The best part is, my kids LOVE these cookies and we make (and bake) them together almost weekly (they don't last very long!). It's a fun family activity for us and in my opinion, it's never too soon to learn about cooking and baking. I gush with pride when little Ben (only 1 year old) mixes the dry ingredients without spilling a crumb or when 3-year old Olivia fills the measuring cup right to the half-cup marker. Their favourite part, of course, is adding the dark chocolate. Somehow, their faces always end up covered in chocolate (1 for the mix, 2 for me). 


Benjamin caught red-handed!

The first time I made this recipe, I used 1 cup of organic white flour*, but since then I've gradually replaced all of the white flour with coconut flour and have recently added tiger nut flour (which is nutritionally similar to almonds). Even without any white flour, the cookies are deliciously chewy and rich thanks to 3 coconut sources: coconut flour, coconut oil, and shredded unsweetened coconut (my favourite part). If you don't have one (or all) of these at home, you can substitute butter or Earth Balance for the coconut oil, white or spelt flour for coconut flour, and leave out the shredded coconut. You can always add in other 'extras' such as walnuts or pecans, and replace the goji berries with another type of dried fruit (dried cranberries are fantastic!). 

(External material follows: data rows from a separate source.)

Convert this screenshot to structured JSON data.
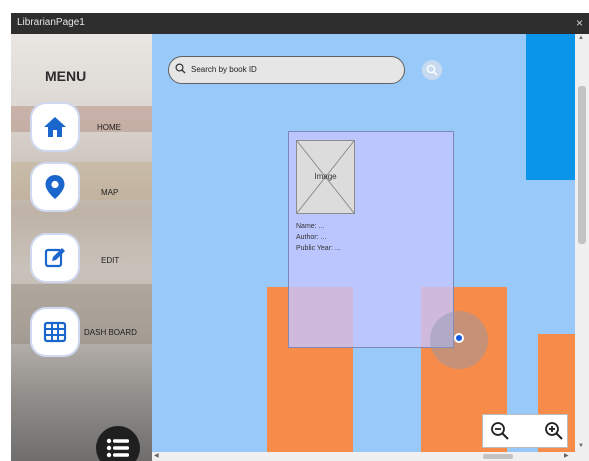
{
  "window": {
    "title": "LibrarianPage1",
    "close_glyph": "×"
  },
  "sidebar": {
    "menu_title": "MENU",
    "items": [
      {
        "label": "HOME",
        "icon": "home-icon"
      },
      {
        "label": "MAP",
        "icon": "map-pin-icon"
      },
      {
        "label": "EDIT",
        "icon": "edit-icon"
      },
      {
        "label": "DASH BOARD",
        "icon": "grid-table-icon"
      }
    ],
    "menu_button_icon": "list-menu-icon"
  },
  "search": {
    "placeholder": "Search by book ID"
  },
  "book_card": {
    "image_label": "Image",
    "name_line": "Name: ...",
    "author_line": "Author: ...",
    "year_line": "Public Year: ..."
  },
  "zoom": {
    "out_icon": "zoom-out-icon",
    "in_icon": "zoom-in-icon"
  },
  "colors": {
    "map_background": "#99c9f9",
    "blue_building": "#0a94ea",
    "orange_building": "#f78c4a",
    "card_overlay": "#c4c6ff",
    "location_dot": "#1458e6"
  }
}
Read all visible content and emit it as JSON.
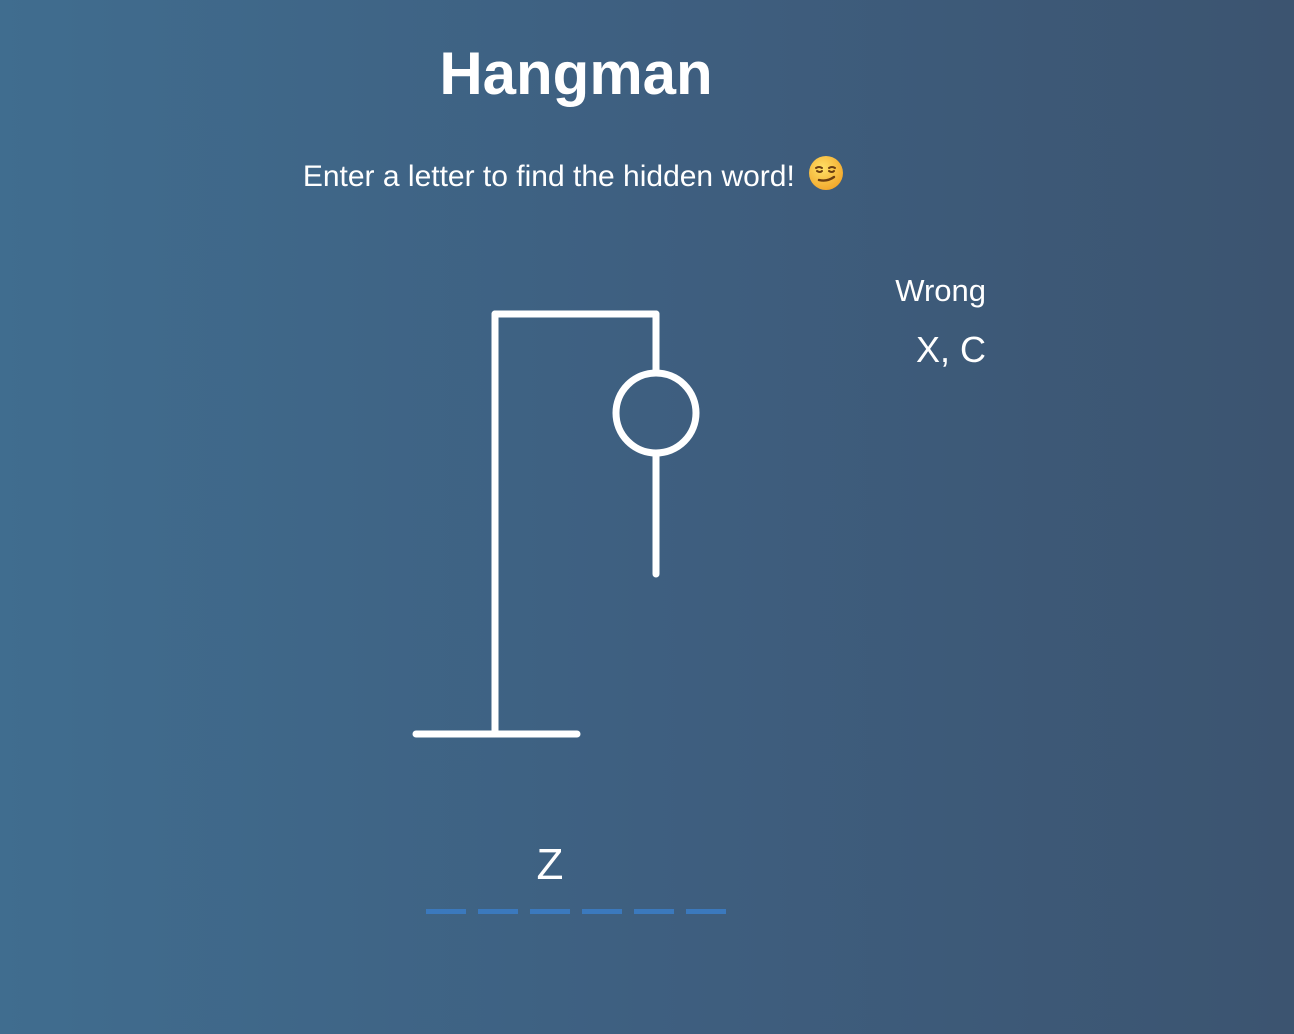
{
  "title": "Hangman",
  "subtitle": "Enter a letter to find the hidden word!",
  "subtitle_emoji": "smirking-face-icon",
  "wrong": {
    "label": "Wrong",
    "letters": "X, C"
  },
  "word": {
    "slots": [
      "",
      "",
      "Z",
      "",
      "",
      ""
    ]
  },
  "colors": {
    "figure": "#ffffff",
    "slot_underline": "#3b79bd",
    "emoji": "#f6c23e"
  }
}
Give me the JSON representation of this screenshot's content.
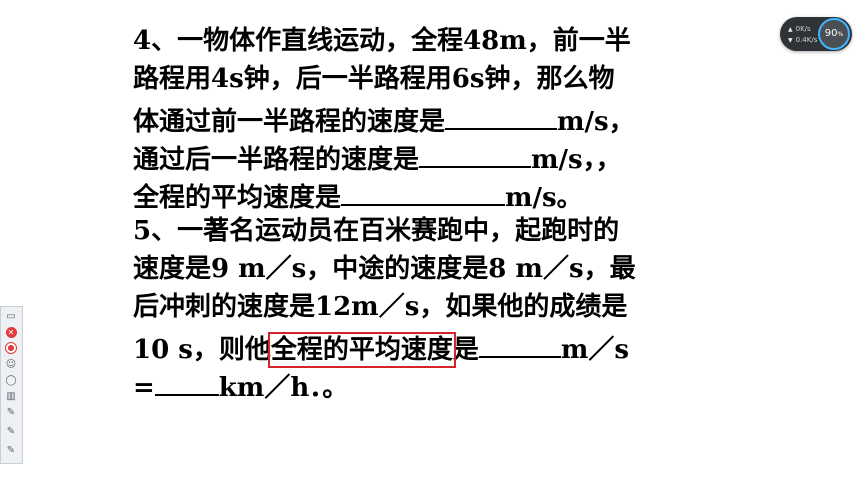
{
  "document": {
    "lines": [
      "4、一物体作直线运动，全程48m，前一半",
      "路程用4s钟，后一半路程用6s钟，那么物",
      [
        "体通过前一半路程的速度是",
        "m/s，"
      ],
      [
        "通过后一半路程的速度是",
        "m/s，，"
      ],
      [
        "全程的平均速度是",
        "m/s。"
      ],
      "5、一著名运动员在百米赛跑中，起跑时的",
      "速度是9 m／s，中途的速度是8 m／s，最",
      "后冲刺的速度是12m／s，如果他的成绩是",
      [
        "10 s，则他",
        "全程的平均速度",
        "是",
        "m／s"
      ],
      [
        "=",
        "km／h．。"
      ]
    ]
  },
  "widget": {
    "upload_speed": "0K/s",
    "download_speed": "0.4K/s",
    "percent": "90",
    "percent_unit": "%"
  },
  "toolbar": {
    "tools": [
      "page-icon",
      "close-icon",
      "record-icon",
      "user-icon",
      "mouse-icon",
      "trash-icon",
      "pen-icon",
      "pen-icon",
      "pen-icon"
    ]
  },
  "colors": {
    "highlight_box": "#d4242a",
    "widget_bg": "#2f3337",
    "gauge_ring": "#3fb6ff"
  }
}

*Why use organic flour? Read the surprising facts about the scary ingredients used in bread making.

Here is the recipe:
 
Dry ingredients:
½ cup organic white flour
½ cup of coconut flour (or ¼ cup coconut flour, ¼ cup tiger nut flour)
¼ cup rolled oats (not instant)
½ tsp. baking soda
½ tsp. baking powder
½ tsp. cinnamon
¼ tsp. sea salt
1 tbsp. ground flaxseed (optional)

Wet ingredients:
½ cup brown sugar
2 ripe bananas, ripe
½ cup coconut oil or butter, softened
1 egg
1 tsp. pure vanilla extract

Extras:
½ cup dark chocolate chips (I chop up an extra-dark chocolate bar and mix in some raw cacao nibs)
¼ cup shredded unsweetened coconut
¼ cup dried goji berries (or dried cranberries)



1. Preheat oven to 350°C.  Line a baking sheet with parchment paper.
2. In a bowl, mix all the dry ingredients.
3. Blend the bananas with the sugar until well mixed. Add the remaining wet ingredients and mix well.
4. Pour the wet mix into the dry mix and stir.
5. Add the chocolate, goji berries and any other extras. Stir until mixed.
6. Drop 1-tablespoon mounds of cookie dough onto the baking sheet. Bake for 10 minutes until bottom of cookies are golden.